It’s 82 degrees! It can’t be Halloween. The familiar voice inside my head kept pointing out all the differences between the experience of this Halloween versus Halloween past. My memory was cloaked in images of blustery fall days, sometimes driving rain, and cozy pots of soup and cups of cider.
As I sifted through the costumes at the Oahu Target with my kids, I felt like I was going through the motions but not really feeling the holiday spirit. It was hot outside, we were in tank tops and flip flops, yet we were knee-deep in fall festivities.
It dawned on me in the middle of this costume bonanza that this is our third Halloween on the road since leaving on this journey. As I looked at my daughter digging with delight through princess and angel costumes, I realized she has no memory of trick or treating because she was only four-years-old last time we were in the USA for Halloween.
My energy shifted, standing in the middle of that fall frenzy from one of resistance to one of celebration. We are on this journey to experience each day together and to see new landscapes. Yes, Halloween is familiar but Halloween in Hawaii is not. I decided to start research on the best place to trick or treat for a true American Halloween experience and ended up in a dreamlike experience that changed my perceptions of Halloween forever.
We spent our first Halloween on the road in the Molise Region of Southern Italy. Last year we were in Tuscany. Both experiences gave us time to reflect on what we appreciate about American traditions and also the importance those traditions have or don’t have in other parts of the world.
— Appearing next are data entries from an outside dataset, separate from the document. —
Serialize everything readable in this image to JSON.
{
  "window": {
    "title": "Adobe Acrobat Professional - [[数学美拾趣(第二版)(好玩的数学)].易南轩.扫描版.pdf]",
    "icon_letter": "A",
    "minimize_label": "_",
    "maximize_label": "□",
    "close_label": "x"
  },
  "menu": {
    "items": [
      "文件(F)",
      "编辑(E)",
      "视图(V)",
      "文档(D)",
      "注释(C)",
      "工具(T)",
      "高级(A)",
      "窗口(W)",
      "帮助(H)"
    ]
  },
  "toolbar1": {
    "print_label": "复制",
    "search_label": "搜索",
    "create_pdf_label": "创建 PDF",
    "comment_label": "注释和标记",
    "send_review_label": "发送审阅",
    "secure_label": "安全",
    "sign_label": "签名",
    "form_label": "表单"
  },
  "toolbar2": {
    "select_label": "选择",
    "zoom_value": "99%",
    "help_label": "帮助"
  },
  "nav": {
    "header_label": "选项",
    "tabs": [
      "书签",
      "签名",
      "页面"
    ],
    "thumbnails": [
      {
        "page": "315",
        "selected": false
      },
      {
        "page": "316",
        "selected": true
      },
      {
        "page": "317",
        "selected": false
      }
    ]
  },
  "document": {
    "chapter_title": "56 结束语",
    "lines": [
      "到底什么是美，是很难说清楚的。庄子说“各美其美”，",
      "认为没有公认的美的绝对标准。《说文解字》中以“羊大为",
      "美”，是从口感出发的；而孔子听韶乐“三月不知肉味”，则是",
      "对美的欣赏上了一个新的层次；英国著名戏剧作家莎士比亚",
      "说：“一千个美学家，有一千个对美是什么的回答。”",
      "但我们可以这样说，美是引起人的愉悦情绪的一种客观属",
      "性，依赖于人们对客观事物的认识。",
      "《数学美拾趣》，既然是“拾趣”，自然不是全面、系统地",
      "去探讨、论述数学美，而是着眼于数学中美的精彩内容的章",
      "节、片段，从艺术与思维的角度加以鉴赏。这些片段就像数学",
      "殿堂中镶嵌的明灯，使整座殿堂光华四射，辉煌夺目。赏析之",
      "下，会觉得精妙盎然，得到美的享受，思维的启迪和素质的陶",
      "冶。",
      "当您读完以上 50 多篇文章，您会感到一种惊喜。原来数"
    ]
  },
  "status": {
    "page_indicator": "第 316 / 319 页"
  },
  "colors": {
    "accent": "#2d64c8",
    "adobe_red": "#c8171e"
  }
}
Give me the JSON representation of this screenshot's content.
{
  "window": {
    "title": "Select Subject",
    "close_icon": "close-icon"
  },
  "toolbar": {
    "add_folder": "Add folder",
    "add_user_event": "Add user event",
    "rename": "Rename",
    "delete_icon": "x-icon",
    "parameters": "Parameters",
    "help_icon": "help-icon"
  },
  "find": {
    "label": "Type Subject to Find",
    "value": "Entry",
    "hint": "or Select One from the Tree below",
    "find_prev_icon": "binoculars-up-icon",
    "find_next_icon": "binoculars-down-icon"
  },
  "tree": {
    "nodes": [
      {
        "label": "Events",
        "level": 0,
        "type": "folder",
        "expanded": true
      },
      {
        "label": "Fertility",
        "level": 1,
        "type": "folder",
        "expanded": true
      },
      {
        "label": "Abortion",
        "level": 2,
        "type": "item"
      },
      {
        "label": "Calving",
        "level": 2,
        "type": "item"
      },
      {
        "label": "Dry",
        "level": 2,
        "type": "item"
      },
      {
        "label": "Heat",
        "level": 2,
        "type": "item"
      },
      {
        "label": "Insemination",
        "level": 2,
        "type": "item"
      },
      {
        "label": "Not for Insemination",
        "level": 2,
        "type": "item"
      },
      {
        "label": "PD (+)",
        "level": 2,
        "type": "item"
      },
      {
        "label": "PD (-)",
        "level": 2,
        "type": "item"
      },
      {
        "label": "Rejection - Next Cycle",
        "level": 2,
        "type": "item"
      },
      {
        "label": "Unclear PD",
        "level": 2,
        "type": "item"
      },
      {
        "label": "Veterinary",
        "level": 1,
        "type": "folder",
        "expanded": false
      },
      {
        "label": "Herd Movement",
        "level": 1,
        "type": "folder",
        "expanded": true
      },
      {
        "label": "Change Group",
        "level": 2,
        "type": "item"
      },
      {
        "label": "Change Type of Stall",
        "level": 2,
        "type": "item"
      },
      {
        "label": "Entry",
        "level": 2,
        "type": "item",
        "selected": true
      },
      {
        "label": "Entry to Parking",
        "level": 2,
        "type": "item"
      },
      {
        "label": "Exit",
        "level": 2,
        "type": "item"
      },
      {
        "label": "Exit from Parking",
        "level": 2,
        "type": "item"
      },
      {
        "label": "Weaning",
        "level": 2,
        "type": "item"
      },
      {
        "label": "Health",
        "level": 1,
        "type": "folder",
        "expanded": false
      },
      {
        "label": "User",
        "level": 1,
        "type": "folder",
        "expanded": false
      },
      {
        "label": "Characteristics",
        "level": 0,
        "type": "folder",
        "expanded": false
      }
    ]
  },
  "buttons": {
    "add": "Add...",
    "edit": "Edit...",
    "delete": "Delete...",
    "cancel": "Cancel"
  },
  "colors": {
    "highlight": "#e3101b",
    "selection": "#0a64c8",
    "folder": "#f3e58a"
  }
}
This year we were ventured to Laie, Hawaii on Oahu’s North Shore. It is a town of just over 6,000 people built around the Mormon Hawaiian Temple and the BYU Hawaii campus. This small town leaves a big impression and that is because of the people that make the community vibrant in a visceral way.
It was ALL about the kids. I have never seen so many kids of all ages celebrating, surrounded by a community of support. There is no door knocking or bell ringing as the weather brings everyone out into their driveways and yards. Tents and mazes are set up and families gather and give out candy, eat dinner, barbecue and scare each other! If you need to use the bathroom, the door is open. If you need a drink of water, no problem. The music pumping and lights flashing invited us down the street after street for hours. It felt good just to be a part of it all. We only stopped when my daughter buckled under the weight of her pillowcase full of candy.
It was an all-American Halloween that looked nothing like the crisp fall days from my past, teaching me once again, that our perceptions are shaped by our experience. The more all-American experiences I have, the more I realize there is no such thing. Yes, we are all Americans but what that means to each of us is something profoundly different. That is what makes this country special. That is something to celebrate.